*** Recorded data Section Begins ***

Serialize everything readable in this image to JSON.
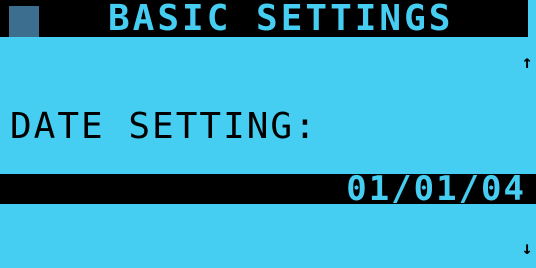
{
  "header": {
    "title": "BASIC SETTINGS"
  },
  "icons": {
    "scroll_up": "↑",
    "scroll_down": "↓"
  },
  "field": {
    "label": "DATE SETTING:",
    "value": "01/01/04"
  },
  "colors": {
    "screen_background": "#45CDF2",
    "bar_background": "#000000",
    "cursor_block": "#3B6E8F"
  }
}
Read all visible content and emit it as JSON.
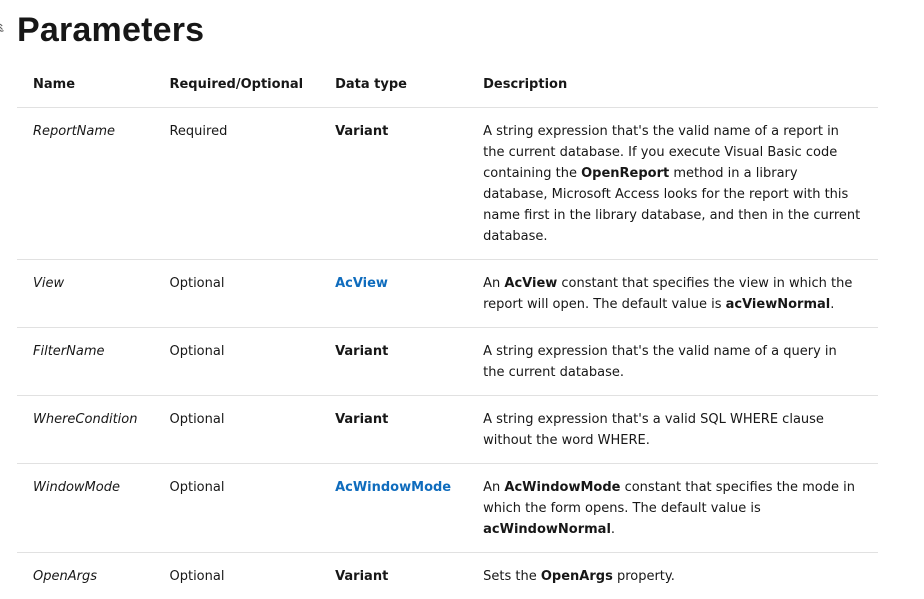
{
  "heading": "Parameters",
  "anchor_icon": "link-icon",
  "columns": {
    "name": "Name",
    "required": "Required/Optional",
    "type": "Data type",
    "description": "Description"
  },
  "rows": [
    {
      "name": "ReportName",
      "required": "Required",
      "type": "Variant",
      "type_is_link": false,
      "description": [
        {
          "t": "A string expression that's the valid name of a report in the current database. If you execute Visual Basic code containing the ",
          "b": false
        },
        {
          "t": "OpenReport",
          "b": true
        },
        {
          "t": " method in a library database, Microsoft Access looks for the report with this name first in the library database, and then in the current database.",
          "b": false
        }
      ]
    },
    {
      "name": "View",
      "required": "Optional",
      "type": "AcView",
      "type_is_link": true,
      "description": [
        {
          "t": "An ",
          "b": false
        },
        {
          "t": "AcView",
          "b": true
        },
        {
          "t": " constant that specifies the view in which the report will open. The default value is ",
          "b": false
        },
        {
          "t": "acViewNormal",
          "b": true
        },
        {
          "t": ".",
          "b": false
        }
      ]
    },
    {
      "name": "FilterName",
      "required": "Optional",
      "type": "Variant",
      "type_is_link": false,
      "description": [
        {
          "t": "A string expression that's the valid name of a query in the current database.",
          "b": false
        }
      ]
    },
    {
      "name": "WhereCondition",
      "required": "Optional",
      "type": "Variant",
      "type_is_link": false,
      "description": [
        {
          "t": "A string expression that's a valid SQL WHERE clause without the word WHERE.",
          "b": false
        }
      ]
    },
    {
      "name": "WindowMode",
      "required": "Optional",
      "type": "AcWindowMode",
      "type_is_link": true,
      "description": [
        {
          "t": "An ",
          "b": false
        },
        {
          "t": "AcWindowMode",
          "b": true
        },
        {
          "t": " constant that specifies the mode in which the form opens. The default value is ",
          "b": false
        },
        {
          "t": "acWindowNormal",
          "b": true
        },
        {
          "t": ".",
          "b": false
        }
      ]
    },
    {
      "name": "OpenArgs",
      "required": "Optional",
      "type": "Variant",
      "type_is_link": false,
      "description": [
        {
          "t": "Sets the ",
          "b": false
        },
        {
          "t": "OpenArgs",
          "b": true
        },
        {
          "t": " property.",
          "b": false
        }
      ]
    }
  ]
}
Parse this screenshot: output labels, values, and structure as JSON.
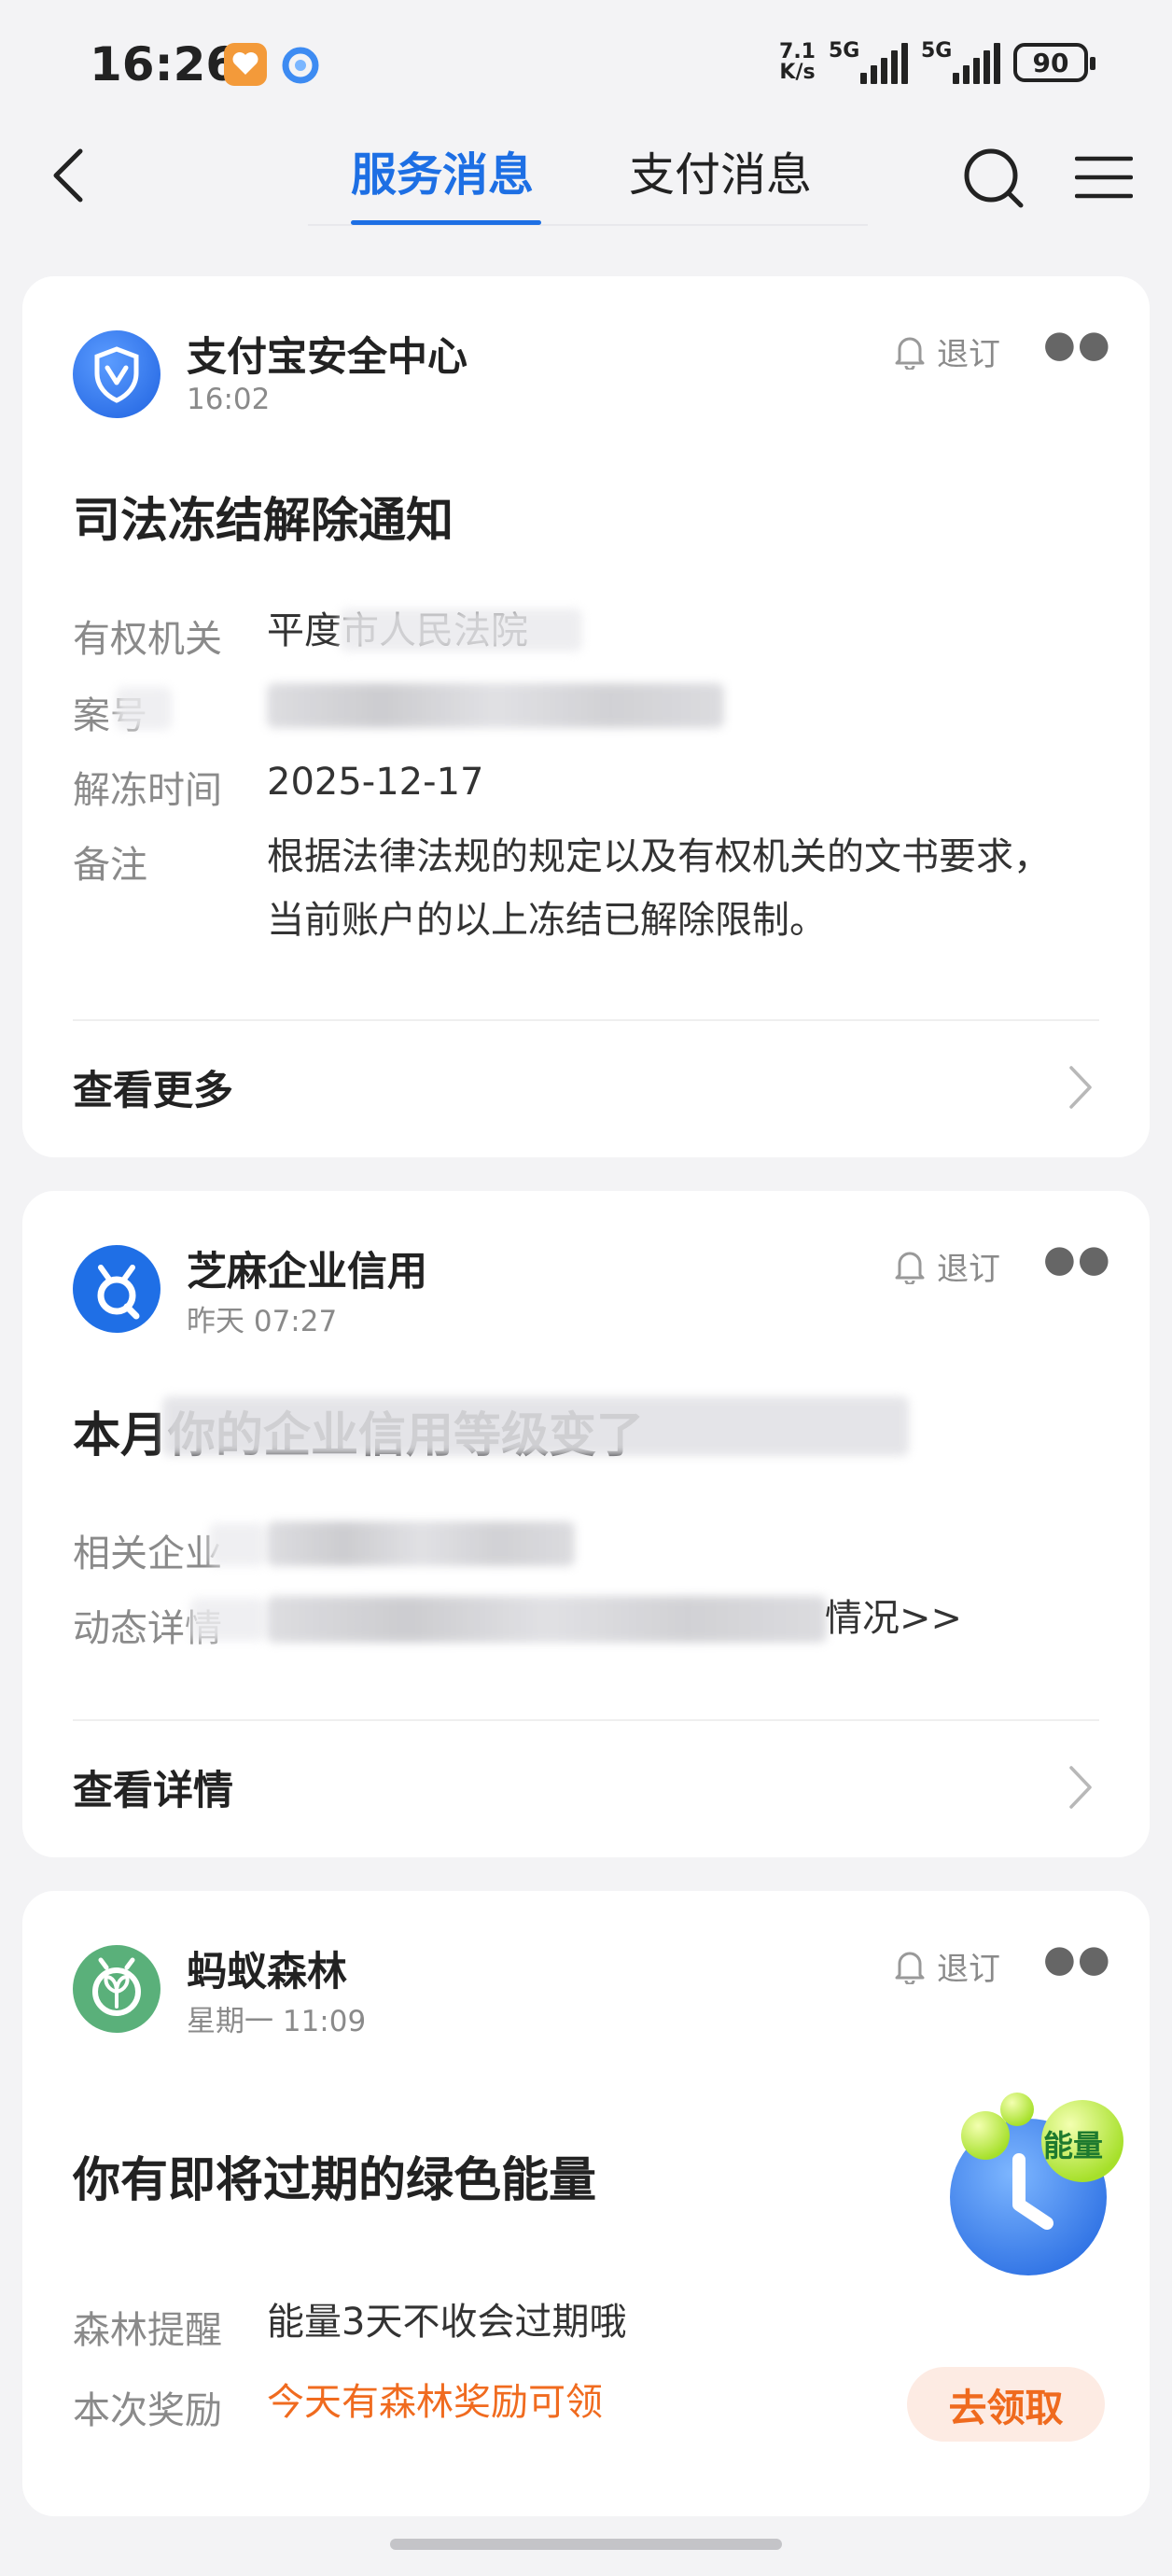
{
  "status_bar": {
    "time": "16:26",
    "net_speed_top": "7.1",
    "net_speed_bottom": "K/s",
    "signal1": "5G",
    "signal2": "5G",
    "battery": "90"
  },
  "nav": {
    "tabs": [
      "服务消息",
      "支付消息"
    ],
    "active_tab": 0
  },
  "cards": [
    {
      "source": "支付宝安全中心",
      "time": "16:02",
      "unsubscribe": "退订",
      "title": "司法冻结解除通知",
      "fields": [
        {
          "label": "有权机关",
          "value": "平度市人民法院"
        },
        {
          "label": "案号",
          "value": ""
        },
        {
          "label": "解冻时间",
          "value": "2025-12-17"
        },
        {
          "label": "备注",
          "value": "根据法律法规的规定以及有权机关的文书要求，当前账户的以上冻结已解除限制。"
        }
      ],
      "footer": "查看更多",
      "icon": "shield-v-icon"
    },
    {
      "source": "芝麻企业信用",
      "time": "昨天 07:27",
      "unsubscribe": "退订",
      "title": "本月你的企业信用等级变了",
      "fields": [
        {
          "label": "相关企业",
          "value": ""
        },
        {
          "label": "动态详情",
          "value": "情况>>"
        }
      ],
      "footer": "查看详情",
      "icon": "sesame-credit-icon"
    },
    {
      "source": "蚂蚁森林",
      "time": "星期一 11:09",
      "unsubscribe": "退订",
      "title": "你有即将过期的绿色能量",
      "fields": [
        {
          "label": "森林提醒",
          "value": "能量3天不收会过期哦"
        },
        {
          "label": "本次奖励",
          "value": "今天有森林奖励可领"
        }
      ],
      "energy_badge": "能量",
      "claim_button": "去领取",
      "icon": "sprout-icon"
    }
  ],
  "colors": {
    "accent": "#1d6fe4",
    "orange": "#f06b1f",
    "background": "#f3f3f5"
  }
}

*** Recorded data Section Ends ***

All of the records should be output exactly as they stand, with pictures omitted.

Solution =>
Serialize everything readable in this image to JSON.
{
  "header": {
    "title": "BASIC SETTINGS"
  },
  "icons": {
    "scroll_up": "↑",
    "scroll_down": "↓"
  },
  "field": {
    "label": "DATE SETTING:",
    "value": "01/01/04"
  },
  "colors": {
    "screen_background": "#45CDF2",
    "bar_background": "#000000",
    "cursor_block": "#3B6E8F"
  }
}
Read all visible content and emit it as JSON.
{
  "heading": "Parameters",
  "anchor_icon": "link-icon",
  "columns": {
    "name": "Name",
    "required": "Required/Optional",
    "type": "Data type",
    "description": "Description"
  },
  "rows": [
    {
      "name": "ReportName",
      "required": "Required",
      "type": "Variant",
      "type_is_link": false,
      "description": [
        {
          "t": "A string expression that's the valid name of a report in the current database. If you execute Visual Basic code containing the ",
          "b": false
        },
        {
          "t": "OpenReport",
          "b": true
        },
        {
          "t": " method in a library database, Microsoft Access looks for the report with this name first in the library database, and then in the current database.",
          "b": false
        }
      ]
    },
    {
      "name": "View",
      "required": "Optional",
      "type": "AcView",
      "type_is_link": true,
      "description": [
        {
          "t": "An ",
          "b": false
        },
        {
          "t": "AcView",
          "b": true
        },
        {
          "t": " constant that specifies the view in which the report will open. The default value is ",
          "b": false
        },
        {
          "t": "acViewNormal",
          "b": true
        },
        {
          "t": ".",
          "b": false
        }
      ]
    },
    {
      "name": "FilterName",
      "required": "Optional",
      "type": "Variant",
      "type_is_link": false,
      "description": [
        {
          "t": "A string expression that's the valid name of a query in the current database.",
          "b": false
        }
      ]
    },
    {
      "name": "WhereCondition",
      "required": "Optional",
      "type": "Variant",
      "type_is_link": false,
      "description": [
        {
          "t": "A string expression that's a valid SQL WHERE clause without the word WHERE.",
          "b": false
        }
      ]
    },
    {
      "name": "WindowMode",
      "required": "Optional",
      "type": "AcWindowMode",
      "type_is_link": true,
      "description": [
        {
          "t": "An ",
          "b": false
        },
        {
          "t": "AcWindowMode",
          "b": true
        },
        {
          "t": " constant that specifies the mode in which the form opens. The default value is ",
          "b": false
        },
        {
          "t": "acWindowNormal",
          "b": true
        },
        {
          "t": ".",
          "b": false
        }
      ]
    },
    {
      "name": "OpenArgs",
      "required": "Optional",
      "type": "Variant",
      "type_is_link": false,
      "description": [
        {
          "t": "Sets the ",
          "b": false
        },
        {
          "t": "OpenArgs",
          "b": true
        },
        {
          "t": " property.",
          "b": false
        }
      ]
    }
  ]
}
Parse this screenshot: output labels, values, and structure as JSON.
{
  "status_bar": {
    "time": "16:26",
    "net_speed_top": "7.1",
    "net_speed_bottom": "K/s",
    "signal1": "5G",
    "signal2": "5G",
    "battery": "90"
  },
  "nav": {
    "tabs": [
      "服务消息",
      "支付消息"
    ],
    "active_tab": 0
  },
  "cards": [
    {
      "source": "支付宝安全中心",
      "time": "16:02",
      "unsubscribe": "退订",
      "title": "司法冻结解除通知",
      "fields": [
        {
          "label": "有权机关",
          "value": "平度市人民法院"
        },
        {
          "label": "案号",
          "value": ""
        },
        {
          "label": "解冻时间",
          "value": "2025-12-17"
        },
        {
          "label": "备注",
          "value": "根据法律法规的规定以及有权机关的文书要求，当前账户的以上冻结已解除限制。"
        }
      ],
      "footer": "查看更多",
      "icon": "shield-v-icon"
    },
    {
      "source": "芝麻企业信用",
      "time": "昨天 07:27",
      "unsubscribe": "退订",
      "title": "本月你的企业信用等级变了",
      "fields": [
        {
          "label": "相关企业",
          "value": ""
        },
        {
          "label": "动态详情",
          "value": "情况>>"
        }
      ],
      "footer": "查看详情",
      "icon": "sesame-credit-icon"
    },
    {
      "source": "蚂蚁森林",
      "time": "星期一 11:09",
      "unsubscribe": "退订",
      "title": "你有即将过期的绿色能量",
      "fields": [
        {
          "label": "森林提醒",
          "value": "能量3天不收会过期哦"
        },
        {
          "label": "本次奖励",
          "value": "今天有森林奖励可领"
        }
      ],
      "energy_badge": "能量",
      "claim_button": "去领取",
      "icon": "sprout-icon"
    }
  ],
  "colors": {
    "accent": "#1d6fe4",
    "orange": "#f06b1f",
    "background": "#f3f3f5"
  }
}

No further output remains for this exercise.